- [How to complete this task]: Show each line from the records below in which the word "default" occurs.

Entries from a dataset of interfaces
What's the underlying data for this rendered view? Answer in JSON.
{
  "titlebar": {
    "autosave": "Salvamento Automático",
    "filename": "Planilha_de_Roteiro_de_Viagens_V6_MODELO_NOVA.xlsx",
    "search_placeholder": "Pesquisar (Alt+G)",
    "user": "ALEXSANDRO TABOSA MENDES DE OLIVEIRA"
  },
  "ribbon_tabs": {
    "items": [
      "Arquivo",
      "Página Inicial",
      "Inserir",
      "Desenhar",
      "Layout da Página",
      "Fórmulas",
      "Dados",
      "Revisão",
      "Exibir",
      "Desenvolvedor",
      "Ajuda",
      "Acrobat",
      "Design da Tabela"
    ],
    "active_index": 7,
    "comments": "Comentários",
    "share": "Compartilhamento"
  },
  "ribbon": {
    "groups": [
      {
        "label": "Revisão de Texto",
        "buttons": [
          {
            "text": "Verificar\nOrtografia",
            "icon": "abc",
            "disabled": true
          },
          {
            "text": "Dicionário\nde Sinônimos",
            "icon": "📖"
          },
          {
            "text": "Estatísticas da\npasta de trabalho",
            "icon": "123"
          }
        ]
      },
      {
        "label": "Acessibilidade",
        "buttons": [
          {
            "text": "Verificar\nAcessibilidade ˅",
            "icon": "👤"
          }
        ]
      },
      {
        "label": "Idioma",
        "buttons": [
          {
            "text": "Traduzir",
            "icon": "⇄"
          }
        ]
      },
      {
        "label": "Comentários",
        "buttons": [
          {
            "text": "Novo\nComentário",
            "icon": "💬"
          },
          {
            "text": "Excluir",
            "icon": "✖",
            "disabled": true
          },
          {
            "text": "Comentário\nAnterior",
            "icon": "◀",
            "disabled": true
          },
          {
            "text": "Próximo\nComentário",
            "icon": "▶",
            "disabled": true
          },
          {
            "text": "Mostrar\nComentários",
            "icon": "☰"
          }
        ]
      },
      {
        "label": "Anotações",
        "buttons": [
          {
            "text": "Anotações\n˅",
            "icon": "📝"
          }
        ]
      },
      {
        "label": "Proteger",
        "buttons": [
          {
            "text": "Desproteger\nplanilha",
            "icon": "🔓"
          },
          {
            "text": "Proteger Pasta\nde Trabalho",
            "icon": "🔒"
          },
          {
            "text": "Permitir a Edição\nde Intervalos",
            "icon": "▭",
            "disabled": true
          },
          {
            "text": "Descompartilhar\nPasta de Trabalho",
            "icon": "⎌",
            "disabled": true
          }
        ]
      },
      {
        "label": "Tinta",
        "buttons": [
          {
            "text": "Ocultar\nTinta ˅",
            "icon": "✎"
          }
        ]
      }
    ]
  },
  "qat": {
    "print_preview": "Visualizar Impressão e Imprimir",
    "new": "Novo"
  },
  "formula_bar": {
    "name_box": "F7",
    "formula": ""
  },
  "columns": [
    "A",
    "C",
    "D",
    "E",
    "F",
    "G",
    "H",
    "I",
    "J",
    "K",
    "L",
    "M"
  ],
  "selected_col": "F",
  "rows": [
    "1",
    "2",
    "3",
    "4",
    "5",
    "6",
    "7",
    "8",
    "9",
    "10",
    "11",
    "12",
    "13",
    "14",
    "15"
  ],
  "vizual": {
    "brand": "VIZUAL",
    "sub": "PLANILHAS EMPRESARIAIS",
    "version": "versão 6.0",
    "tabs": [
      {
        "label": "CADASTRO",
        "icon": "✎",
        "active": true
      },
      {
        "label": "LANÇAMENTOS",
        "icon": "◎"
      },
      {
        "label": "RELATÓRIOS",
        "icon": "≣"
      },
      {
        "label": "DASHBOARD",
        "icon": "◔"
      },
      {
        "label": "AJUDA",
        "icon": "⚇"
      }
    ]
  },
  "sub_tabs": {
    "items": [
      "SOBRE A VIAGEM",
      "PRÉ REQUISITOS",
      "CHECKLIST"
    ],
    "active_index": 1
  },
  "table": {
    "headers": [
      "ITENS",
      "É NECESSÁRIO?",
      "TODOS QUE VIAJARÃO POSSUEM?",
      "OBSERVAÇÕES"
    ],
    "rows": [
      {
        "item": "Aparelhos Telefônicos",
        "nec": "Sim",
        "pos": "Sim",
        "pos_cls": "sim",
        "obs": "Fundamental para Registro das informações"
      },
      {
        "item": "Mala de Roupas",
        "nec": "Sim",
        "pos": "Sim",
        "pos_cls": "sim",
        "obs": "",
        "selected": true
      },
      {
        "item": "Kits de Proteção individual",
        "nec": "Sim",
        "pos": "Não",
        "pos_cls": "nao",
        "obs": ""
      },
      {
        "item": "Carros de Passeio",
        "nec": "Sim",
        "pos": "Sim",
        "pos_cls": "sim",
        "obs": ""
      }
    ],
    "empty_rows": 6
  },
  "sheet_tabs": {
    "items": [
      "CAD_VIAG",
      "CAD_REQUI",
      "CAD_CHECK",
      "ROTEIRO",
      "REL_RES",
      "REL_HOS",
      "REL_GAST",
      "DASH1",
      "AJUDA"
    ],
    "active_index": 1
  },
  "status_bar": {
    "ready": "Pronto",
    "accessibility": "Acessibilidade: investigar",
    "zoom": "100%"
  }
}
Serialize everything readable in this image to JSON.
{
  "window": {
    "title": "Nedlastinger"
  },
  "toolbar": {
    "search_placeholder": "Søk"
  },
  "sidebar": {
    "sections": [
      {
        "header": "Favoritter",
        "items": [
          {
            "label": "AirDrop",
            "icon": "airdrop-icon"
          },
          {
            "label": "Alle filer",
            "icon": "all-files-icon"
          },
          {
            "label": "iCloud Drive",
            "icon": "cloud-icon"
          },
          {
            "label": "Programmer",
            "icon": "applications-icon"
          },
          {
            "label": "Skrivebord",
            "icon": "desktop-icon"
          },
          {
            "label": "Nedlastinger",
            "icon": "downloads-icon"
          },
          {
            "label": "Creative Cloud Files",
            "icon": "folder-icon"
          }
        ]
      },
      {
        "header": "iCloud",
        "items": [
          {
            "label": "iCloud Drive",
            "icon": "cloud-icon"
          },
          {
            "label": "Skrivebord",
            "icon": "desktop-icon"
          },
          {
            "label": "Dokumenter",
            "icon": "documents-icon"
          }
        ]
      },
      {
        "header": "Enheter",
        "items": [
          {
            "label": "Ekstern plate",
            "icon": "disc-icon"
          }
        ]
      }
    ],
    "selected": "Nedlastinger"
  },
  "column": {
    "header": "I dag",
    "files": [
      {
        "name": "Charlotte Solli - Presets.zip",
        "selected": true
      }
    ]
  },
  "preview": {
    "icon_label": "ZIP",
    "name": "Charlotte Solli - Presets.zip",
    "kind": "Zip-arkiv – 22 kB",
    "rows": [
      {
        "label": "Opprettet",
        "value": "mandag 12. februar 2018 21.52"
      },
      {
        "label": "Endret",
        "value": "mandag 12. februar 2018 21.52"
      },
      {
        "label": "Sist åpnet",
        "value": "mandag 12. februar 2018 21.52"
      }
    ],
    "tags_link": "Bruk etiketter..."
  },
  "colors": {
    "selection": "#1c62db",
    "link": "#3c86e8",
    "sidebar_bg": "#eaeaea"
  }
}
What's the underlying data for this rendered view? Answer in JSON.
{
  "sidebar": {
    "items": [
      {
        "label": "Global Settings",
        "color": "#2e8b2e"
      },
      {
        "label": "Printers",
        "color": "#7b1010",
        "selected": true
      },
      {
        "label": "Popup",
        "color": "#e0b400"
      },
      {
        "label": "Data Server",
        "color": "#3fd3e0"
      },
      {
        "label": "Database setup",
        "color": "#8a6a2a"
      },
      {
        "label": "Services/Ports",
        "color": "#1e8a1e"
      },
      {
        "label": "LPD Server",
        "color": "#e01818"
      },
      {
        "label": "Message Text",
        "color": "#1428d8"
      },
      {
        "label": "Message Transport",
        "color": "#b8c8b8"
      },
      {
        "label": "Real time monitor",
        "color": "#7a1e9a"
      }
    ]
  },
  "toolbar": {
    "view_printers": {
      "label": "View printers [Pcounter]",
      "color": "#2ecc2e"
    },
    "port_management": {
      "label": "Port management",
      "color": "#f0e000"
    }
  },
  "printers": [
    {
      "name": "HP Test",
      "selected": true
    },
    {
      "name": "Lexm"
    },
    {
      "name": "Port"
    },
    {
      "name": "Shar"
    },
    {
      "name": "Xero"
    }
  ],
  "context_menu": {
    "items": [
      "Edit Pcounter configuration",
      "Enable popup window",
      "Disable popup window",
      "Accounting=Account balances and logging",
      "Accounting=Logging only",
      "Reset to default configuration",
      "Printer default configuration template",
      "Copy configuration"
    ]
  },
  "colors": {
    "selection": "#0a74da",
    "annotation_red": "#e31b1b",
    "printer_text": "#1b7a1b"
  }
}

- [Response to the task]:
      "Reset to default configuration",
      "Printer default configuration template",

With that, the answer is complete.